It’s been a little over a year since the start of the pandemic. For a good part of that time my family from different parts of the world has been gathering together once a week on Zoom to draw. It has been a lovely way to reconnect and it has also been amazing to see people who never drew before be surprised by what they can make.
A bit of background on this family drawing circle: some of us draw regularly, most don’t, some have never drawn past the must-draw-during-art-class part of elementary school. Most are adults, a few are not. I “run” these sessions, but that’s a pretty loose term. They are in no way instructor-led like an art class would be.
How the hour-long session runs: We usually work from the same set of photo references, but every once in a while we work from life. I start each session with about 5 minutes of talking about what we are drawing and break it down so everyone can see it as simpler shapes and forms. After that we all draw. There’s a lot of chatting and catching up, not art-related, through the hour. I have a second camera pointed at my desk so I can try to demo something if theres’s a request.

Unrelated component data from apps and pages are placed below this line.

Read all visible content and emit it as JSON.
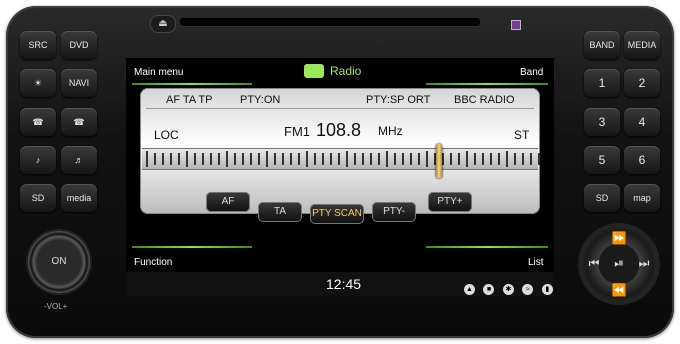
{
  "top": {
    "eject_icon": "eject-icon"
  },
  "left_buttons": [
    "SRC",
    "DVD",
    "☀",
    "NAVI",
    "☎",
    "☎",
    "♪",
    "♬",
    "SD",
    "media"
  ],
  "right_buttons": [
    "BAND",
    "MEDIA",
    "1",
    "2",
    "3",
    "4",
    "5",
    "6",
    "SD",
    "map"
  ],
  "screen": {
    "main_menu": "Main menu",
    "title": "Radio",
    "band": "Band",
    "info": {
      "af_ta_tp": "AF TA TP",
      "pty_on": "PTY:ON",
      "pty_sport": "PTY:SP ORT",
      "station": "BBC RADIO"
    },
    "loc": "LOC",
    "band_name": "FM1",
    "frequency": "108.8",
    "unit": "MHz",
    "st": "ST",
    "tuner_position": 0.75,
    "buttons": [
      {
        "label": "AF"
      },
      {
        "label": "TA"
      },
      {
        "label": "PTY SCAN"
      },
      {
        "label": "PTY-"
      },
      {
        "label": "PTY+"
      }
    ],
    "function": "Function",
    "list": "List",
    "time": "12:45"
  },
  "knob": {
    "on": "ON",
    "vol": "-VOL+"
  },
  "colors": {
    "accent": "#8be34b",
    "active": "#f3c86a"
  }
}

I think anyone that draws can run these sessions. It helps to choose subjects that work and put some time into breaking them down to help people get started. I’m sharing some of what I learnt this year in case you’d like to try this with family or friends. None of the artwork here is mine and I hope the mix of styles and interpretations inspires you to give this a shot, wherever in your art journey you might be.
It helps to start with relatively simple subjects. I find all subjects equally easy (or hard) to draw, but some are more forgiving about some things: a tree whose branches don’t fall in quite the right place, or a flower that’s missing a petal is more easily overlooked by the creator of the piece than a portrait where the features don’t quite line up.
We’ve drawn our share of birds and flowers, but we’ve drawn the occasional portrait too. Just not in the first few weeks that we drew together.
Keep the Learning Bite-Sized
To be drawing every week for an hour is in itself a win. Anyone that does this week after week is going to learn a lot and is going to get better over time. Keep the learning bite-sized. Don’t cram sessions full of instruction. You have another week to circle back to a concept if you’d like to. Let your group follow through with them, or not. Sometimes, they may just want to play with line or color. That’s fine too. I rarely do more than a few minutes of general instruction, then we’re chatting, and I’ll answer questions only if someone asks me to.
Cover Topics That Instantly Make Drawings Look Better
We focus on drawing in our group for two reasons:
1) I believe that being able to draw what you want to is powerful. It does take some learning to see, and doesn’t look instantly pretty but it’s a great skill to have.
2) Everyone has paper, pencil and an eraser. No special tools required. Many of us use color but that’s not the focus of what I talk about.
Some things I think are super useful to a beginning drawer who is just learning to see well are:
– Seeing complex things as simple shapes
– Seeing negative shapes
– Understanding how to translate a 3-D world to 2-D space.
– Seeing as light and dark shapes
Mix in some “Draw like a Famous Artist” sessions
Once in a while it’s fun to look at an artist’s work and create a piece in their style. Or, to just copy a piece by them. Again, keep it simple, and pick one aspect of their work to focus on. A “Famous Artist” can be just about anyone whose work you love.
Once in a while, try something more complex, but make them subjects you’re interested in
After you’ve been doing simpler sessions for a while, try some subjects that combine different skills.
In another interesting session, we looked at a scene of a shop interior and each tried to come up with ways to interpret it, whether that means simplifying it, or celebrating the intricacy of the scene.
Enjoy the variety of interpretations a group produces
One of my favorite bits of this is seeing everyone’s work. We have a group on WhatsApp and everyone posts their pieces there when they are done.
I love the variety of pieces we end up with. And the fact that we turn up week after week to draw together.
Some last thoughts about things I’ve learnt.
• Think long term. There’s no need to rush anything and you can revisit concepts over and over again.
• There will be an ebb and flow in how the group sessions go over time. Sometimes we’re all super enthusiastic for weeks in a row. Then life takes over and some of us disappear. Some weeks, it’s just me and one kid at home at a session. Sometimes, we’re a full house. Take breaks if you need to, come back when you can, and account for not everyone wanting to do this week after week.
• Not everyone might come primarily to draw. Maybe they come for the people, for the catching-up, for a chat session…but if stay and draw, that works!
• Some sessions work. Some don’t. Most that didn’t work were either overly ambitious sessions I designed or complex ones I introduced too early.
• You’re learning as you go along. What your group is like, when to dial it back, when to mix it up…
Happy Drawing! If you try (or have tried) something like this, drop me a line and share what you learnt!